◆ **Material for the task**:
□ □ □ □
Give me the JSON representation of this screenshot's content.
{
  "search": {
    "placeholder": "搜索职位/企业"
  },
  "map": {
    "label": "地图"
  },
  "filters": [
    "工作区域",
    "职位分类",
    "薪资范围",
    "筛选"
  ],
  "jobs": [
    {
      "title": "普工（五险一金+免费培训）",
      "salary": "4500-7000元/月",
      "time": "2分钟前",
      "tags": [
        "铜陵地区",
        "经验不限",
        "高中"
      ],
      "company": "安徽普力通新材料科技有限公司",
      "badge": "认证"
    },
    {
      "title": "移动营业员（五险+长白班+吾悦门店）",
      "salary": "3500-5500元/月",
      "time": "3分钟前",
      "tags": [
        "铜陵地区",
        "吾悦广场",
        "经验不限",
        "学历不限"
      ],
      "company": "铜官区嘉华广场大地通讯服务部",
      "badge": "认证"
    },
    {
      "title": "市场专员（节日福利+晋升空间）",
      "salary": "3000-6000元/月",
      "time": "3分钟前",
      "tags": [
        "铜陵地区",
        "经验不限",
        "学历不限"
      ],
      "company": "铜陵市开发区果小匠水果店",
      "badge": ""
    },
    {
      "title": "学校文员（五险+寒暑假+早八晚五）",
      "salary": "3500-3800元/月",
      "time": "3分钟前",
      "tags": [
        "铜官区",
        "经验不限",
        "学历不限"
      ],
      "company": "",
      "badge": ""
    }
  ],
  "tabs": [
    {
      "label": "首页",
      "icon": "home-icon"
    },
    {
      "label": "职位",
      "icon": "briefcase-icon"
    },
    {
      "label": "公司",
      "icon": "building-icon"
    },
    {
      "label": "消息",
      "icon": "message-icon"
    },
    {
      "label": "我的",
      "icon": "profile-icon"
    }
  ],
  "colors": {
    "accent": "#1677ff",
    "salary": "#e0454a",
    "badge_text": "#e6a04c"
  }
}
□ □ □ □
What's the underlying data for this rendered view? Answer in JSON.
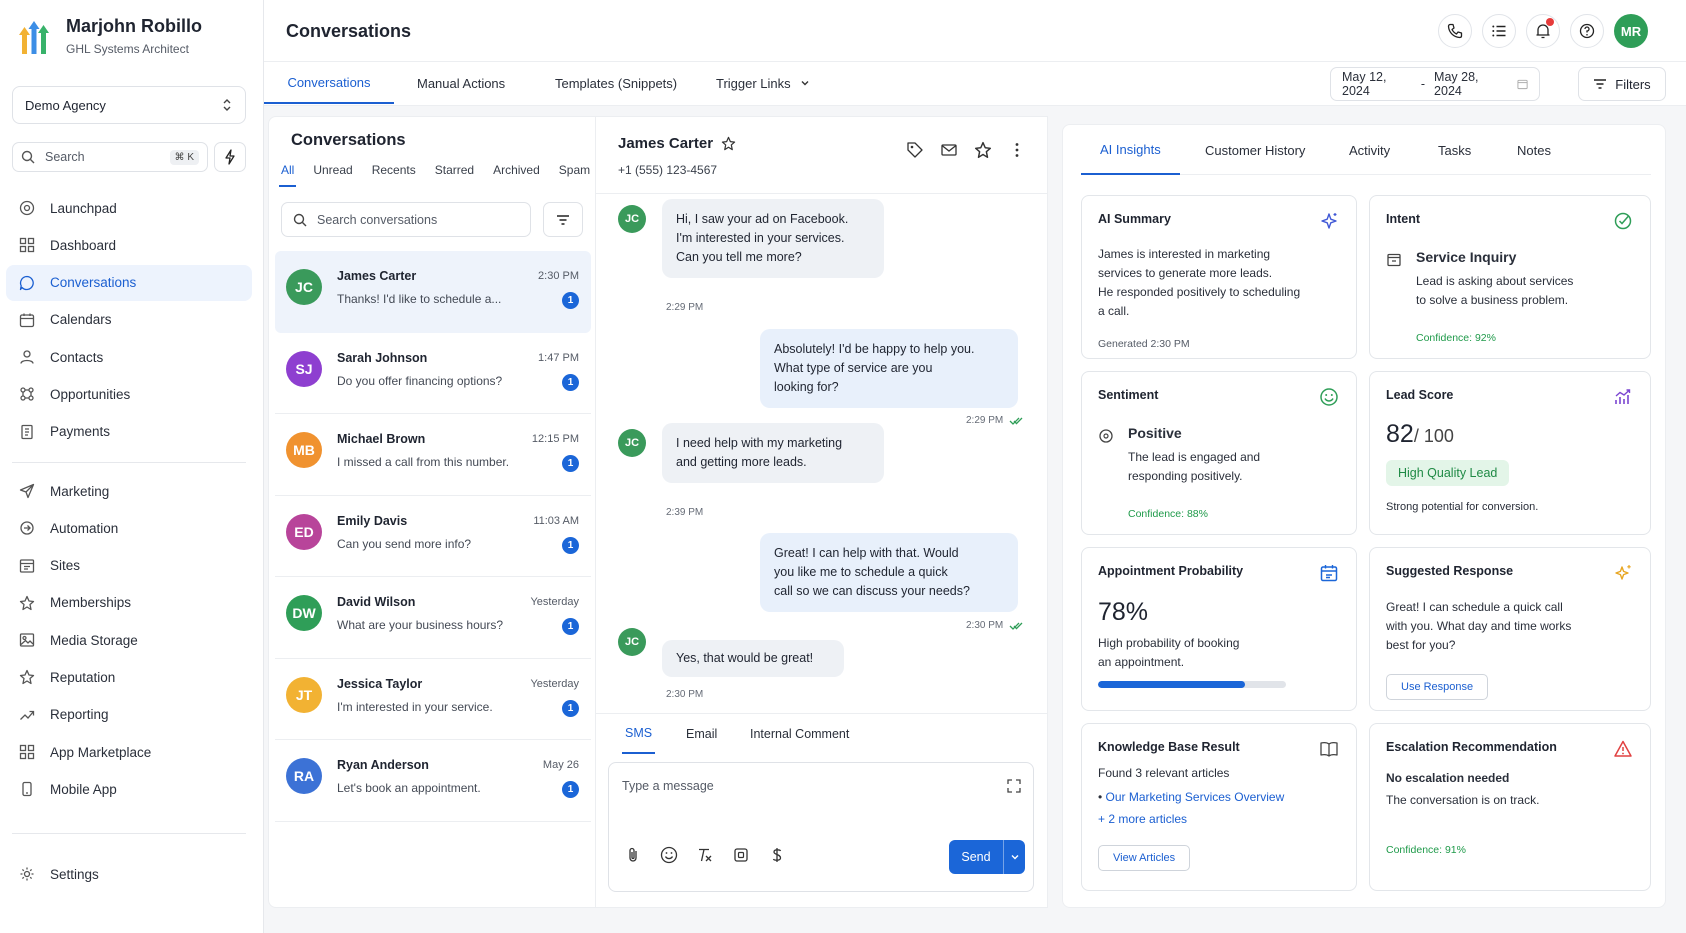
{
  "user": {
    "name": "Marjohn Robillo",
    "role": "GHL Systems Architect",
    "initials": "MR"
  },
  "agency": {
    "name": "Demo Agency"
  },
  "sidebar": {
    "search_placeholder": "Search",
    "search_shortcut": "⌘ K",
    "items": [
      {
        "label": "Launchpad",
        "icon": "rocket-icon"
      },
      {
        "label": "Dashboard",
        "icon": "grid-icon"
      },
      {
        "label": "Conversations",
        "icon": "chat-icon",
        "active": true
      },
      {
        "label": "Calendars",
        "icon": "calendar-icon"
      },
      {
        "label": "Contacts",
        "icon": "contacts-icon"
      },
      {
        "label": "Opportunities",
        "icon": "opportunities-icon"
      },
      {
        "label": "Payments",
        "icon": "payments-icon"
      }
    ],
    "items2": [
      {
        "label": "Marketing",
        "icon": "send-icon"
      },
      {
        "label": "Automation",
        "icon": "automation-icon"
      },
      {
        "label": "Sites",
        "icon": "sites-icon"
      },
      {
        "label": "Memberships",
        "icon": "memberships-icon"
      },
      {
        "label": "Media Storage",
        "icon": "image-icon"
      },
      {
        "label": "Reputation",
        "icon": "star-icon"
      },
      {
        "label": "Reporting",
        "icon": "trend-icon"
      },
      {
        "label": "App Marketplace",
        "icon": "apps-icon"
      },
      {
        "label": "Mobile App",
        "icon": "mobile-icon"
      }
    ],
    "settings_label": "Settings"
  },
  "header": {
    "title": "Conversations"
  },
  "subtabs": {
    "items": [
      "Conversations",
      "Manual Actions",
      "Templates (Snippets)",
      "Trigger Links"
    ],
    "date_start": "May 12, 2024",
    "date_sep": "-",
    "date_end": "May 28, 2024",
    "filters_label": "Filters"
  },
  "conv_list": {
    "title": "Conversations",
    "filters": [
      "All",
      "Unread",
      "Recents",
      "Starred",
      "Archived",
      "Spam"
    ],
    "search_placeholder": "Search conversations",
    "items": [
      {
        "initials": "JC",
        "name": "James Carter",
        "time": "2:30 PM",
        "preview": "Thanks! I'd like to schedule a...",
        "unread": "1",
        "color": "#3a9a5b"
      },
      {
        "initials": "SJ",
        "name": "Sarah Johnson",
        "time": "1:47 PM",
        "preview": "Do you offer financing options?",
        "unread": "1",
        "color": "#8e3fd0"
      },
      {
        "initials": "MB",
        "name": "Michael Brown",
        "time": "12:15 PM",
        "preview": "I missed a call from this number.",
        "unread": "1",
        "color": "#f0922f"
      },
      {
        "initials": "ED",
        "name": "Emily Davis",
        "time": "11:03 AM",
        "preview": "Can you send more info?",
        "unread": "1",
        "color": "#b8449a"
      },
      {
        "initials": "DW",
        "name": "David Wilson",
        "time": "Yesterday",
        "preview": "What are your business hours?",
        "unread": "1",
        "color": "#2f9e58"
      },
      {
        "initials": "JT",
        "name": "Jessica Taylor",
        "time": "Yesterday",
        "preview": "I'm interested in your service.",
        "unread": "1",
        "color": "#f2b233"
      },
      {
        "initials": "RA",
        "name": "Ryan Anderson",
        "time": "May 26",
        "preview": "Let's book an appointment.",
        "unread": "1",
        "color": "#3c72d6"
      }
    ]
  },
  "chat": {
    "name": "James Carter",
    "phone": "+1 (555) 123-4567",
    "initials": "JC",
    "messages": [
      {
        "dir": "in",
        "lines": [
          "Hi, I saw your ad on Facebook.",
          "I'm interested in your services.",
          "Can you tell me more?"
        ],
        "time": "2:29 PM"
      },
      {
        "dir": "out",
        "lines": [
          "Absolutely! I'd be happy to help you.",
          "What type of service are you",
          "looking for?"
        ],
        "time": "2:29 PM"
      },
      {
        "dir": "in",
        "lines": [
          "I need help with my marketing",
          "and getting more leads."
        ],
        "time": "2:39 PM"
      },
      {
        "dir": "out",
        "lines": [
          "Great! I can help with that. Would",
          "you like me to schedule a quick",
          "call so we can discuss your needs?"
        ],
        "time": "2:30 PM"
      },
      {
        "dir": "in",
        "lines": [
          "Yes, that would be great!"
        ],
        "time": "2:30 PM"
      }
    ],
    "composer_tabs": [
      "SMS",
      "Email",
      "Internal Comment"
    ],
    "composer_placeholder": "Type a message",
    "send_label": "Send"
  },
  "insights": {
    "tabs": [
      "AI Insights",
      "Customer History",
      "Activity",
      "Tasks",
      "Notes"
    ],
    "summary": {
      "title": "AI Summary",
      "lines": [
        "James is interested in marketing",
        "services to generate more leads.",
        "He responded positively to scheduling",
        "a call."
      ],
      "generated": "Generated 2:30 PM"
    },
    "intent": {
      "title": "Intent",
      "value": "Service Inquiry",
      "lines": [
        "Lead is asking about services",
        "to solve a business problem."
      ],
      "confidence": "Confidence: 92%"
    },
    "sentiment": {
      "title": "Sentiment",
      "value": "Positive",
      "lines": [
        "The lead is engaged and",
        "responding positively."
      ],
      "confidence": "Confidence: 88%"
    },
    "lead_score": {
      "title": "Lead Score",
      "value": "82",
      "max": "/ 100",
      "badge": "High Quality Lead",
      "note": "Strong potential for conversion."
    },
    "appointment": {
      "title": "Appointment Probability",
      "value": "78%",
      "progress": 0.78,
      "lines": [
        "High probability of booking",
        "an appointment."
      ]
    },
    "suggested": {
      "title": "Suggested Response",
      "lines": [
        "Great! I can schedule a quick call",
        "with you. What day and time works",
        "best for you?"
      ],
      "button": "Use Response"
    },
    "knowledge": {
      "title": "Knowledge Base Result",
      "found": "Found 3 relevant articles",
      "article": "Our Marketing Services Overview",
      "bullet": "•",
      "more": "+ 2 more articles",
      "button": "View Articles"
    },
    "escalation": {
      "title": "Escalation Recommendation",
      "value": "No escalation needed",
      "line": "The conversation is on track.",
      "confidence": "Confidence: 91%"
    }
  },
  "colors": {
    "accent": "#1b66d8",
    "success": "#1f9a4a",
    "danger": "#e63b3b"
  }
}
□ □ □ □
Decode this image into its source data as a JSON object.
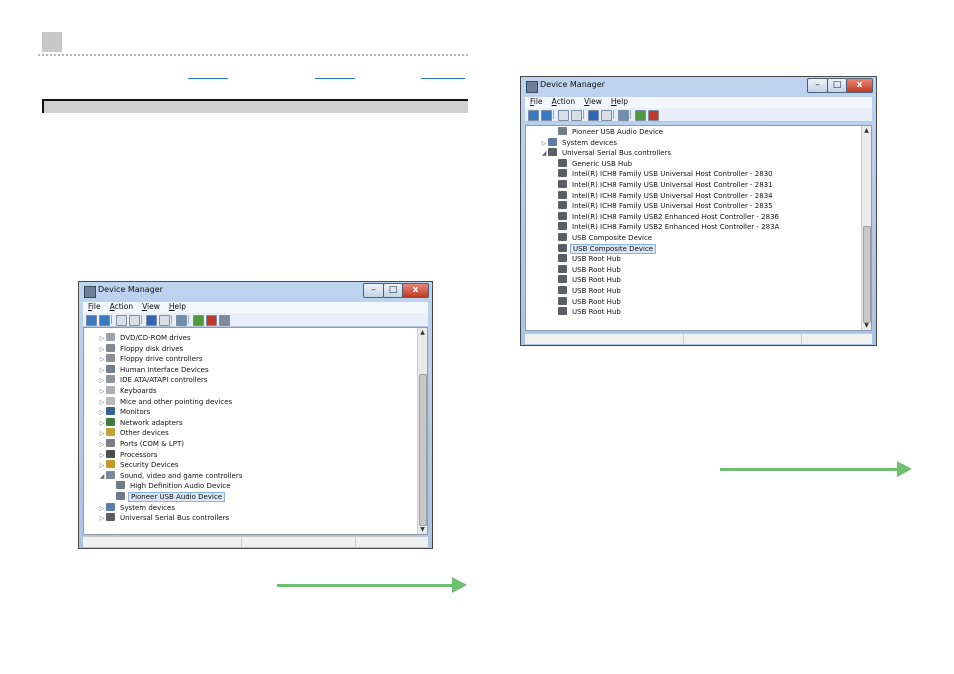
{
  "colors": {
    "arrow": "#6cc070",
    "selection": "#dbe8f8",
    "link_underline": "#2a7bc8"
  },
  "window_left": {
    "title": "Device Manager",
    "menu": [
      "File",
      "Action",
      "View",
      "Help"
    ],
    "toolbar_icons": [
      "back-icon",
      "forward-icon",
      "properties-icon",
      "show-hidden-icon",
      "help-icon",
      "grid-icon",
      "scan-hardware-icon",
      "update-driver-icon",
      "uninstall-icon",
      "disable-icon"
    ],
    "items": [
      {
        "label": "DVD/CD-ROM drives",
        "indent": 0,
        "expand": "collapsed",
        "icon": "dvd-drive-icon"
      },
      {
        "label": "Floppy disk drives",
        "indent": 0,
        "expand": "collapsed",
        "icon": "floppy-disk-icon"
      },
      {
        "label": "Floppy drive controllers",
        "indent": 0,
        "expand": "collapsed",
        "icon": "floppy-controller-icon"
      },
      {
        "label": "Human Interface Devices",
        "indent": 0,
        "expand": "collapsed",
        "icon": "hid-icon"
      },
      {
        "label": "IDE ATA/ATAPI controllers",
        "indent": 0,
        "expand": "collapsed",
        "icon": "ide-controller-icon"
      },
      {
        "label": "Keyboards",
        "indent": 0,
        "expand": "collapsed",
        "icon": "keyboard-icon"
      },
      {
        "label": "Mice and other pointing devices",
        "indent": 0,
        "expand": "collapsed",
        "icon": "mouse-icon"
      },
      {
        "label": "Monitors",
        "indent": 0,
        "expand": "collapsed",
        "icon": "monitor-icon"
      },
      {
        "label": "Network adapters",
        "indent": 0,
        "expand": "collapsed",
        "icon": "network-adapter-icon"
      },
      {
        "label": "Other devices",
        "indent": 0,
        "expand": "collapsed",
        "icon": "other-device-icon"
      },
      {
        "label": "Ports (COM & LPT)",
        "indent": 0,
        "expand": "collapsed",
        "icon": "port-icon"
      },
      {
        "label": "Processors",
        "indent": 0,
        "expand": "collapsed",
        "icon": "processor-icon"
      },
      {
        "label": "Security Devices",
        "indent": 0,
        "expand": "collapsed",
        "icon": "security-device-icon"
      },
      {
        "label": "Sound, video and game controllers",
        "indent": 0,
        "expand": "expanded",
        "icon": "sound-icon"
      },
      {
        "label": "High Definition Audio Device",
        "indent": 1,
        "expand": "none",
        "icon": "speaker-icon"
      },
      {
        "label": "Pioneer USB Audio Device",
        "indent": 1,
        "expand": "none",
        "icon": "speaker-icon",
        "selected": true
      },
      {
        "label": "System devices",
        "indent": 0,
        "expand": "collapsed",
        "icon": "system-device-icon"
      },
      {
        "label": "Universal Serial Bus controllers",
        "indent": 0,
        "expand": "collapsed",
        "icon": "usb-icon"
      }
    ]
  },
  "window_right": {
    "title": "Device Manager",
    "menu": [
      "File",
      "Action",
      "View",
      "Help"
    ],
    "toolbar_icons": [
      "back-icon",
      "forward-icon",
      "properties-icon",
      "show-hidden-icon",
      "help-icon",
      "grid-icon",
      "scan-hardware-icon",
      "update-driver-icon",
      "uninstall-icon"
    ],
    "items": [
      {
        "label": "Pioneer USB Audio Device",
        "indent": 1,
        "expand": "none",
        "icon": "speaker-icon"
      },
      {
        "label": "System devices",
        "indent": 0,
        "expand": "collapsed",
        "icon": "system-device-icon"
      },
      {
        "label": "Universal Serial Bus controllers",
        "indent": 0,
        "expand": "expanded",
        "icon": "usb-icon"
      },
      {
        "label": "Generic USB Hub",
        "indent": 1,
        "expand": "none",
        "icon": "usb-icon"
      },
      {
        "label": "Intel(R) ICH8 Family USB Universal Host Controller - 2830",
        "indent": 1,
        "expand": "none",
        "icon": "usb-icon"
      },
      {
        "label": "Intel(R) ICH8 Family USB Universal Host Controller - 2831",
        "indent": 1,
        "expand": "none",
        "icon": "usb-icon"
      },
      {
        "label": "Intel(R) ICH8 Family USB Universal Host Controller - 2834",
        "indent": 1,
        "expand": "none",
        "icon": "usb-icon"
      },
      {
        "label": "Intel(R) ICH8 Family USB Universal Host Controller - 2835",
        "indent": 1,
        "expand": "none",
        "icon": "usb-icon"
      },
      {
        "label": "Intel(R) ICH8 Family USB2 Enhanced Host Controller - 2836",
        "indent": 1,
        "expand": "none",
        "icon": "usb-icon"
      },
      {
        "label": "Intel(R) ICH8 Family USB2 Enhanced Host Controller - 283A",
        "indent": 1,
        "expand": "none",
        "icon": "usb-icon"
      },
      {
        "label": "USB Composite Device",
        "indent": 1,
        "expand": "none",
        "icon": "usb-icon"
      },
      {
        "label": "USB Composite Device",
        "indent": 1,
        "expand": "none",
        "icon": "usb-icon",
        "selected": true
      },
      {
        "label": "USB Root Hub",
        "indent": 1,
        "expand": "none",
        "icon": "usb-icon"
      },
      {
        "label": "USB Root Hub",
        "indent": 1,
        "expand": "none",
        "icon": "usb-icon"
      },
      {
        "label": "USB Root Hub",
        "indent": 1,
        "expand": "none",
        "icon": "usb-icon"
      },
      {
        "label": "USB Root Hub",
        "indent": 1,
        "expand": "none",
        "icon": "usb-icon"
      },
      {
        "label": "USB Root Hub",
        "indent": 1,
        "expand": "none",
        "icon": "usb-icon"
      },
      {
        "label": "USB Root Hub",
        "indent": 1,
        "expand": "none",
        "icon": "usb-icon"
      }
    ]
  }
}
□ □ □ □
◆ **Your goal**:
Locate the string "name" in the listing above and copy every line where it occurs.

◆ **Your solution**:
    "name": "Marjohn Robillo",
    "name": "Demo Agency"
        "name": "James Carter",
        "name": "Sarah Johnson",
        "name": "Michael Brown",
        "name": "Emily Davis",
        "name": "David Wilson",
        "name": "Jessica Taylor",
        "name": "Ryan Anderson",
    "name": "James Carter",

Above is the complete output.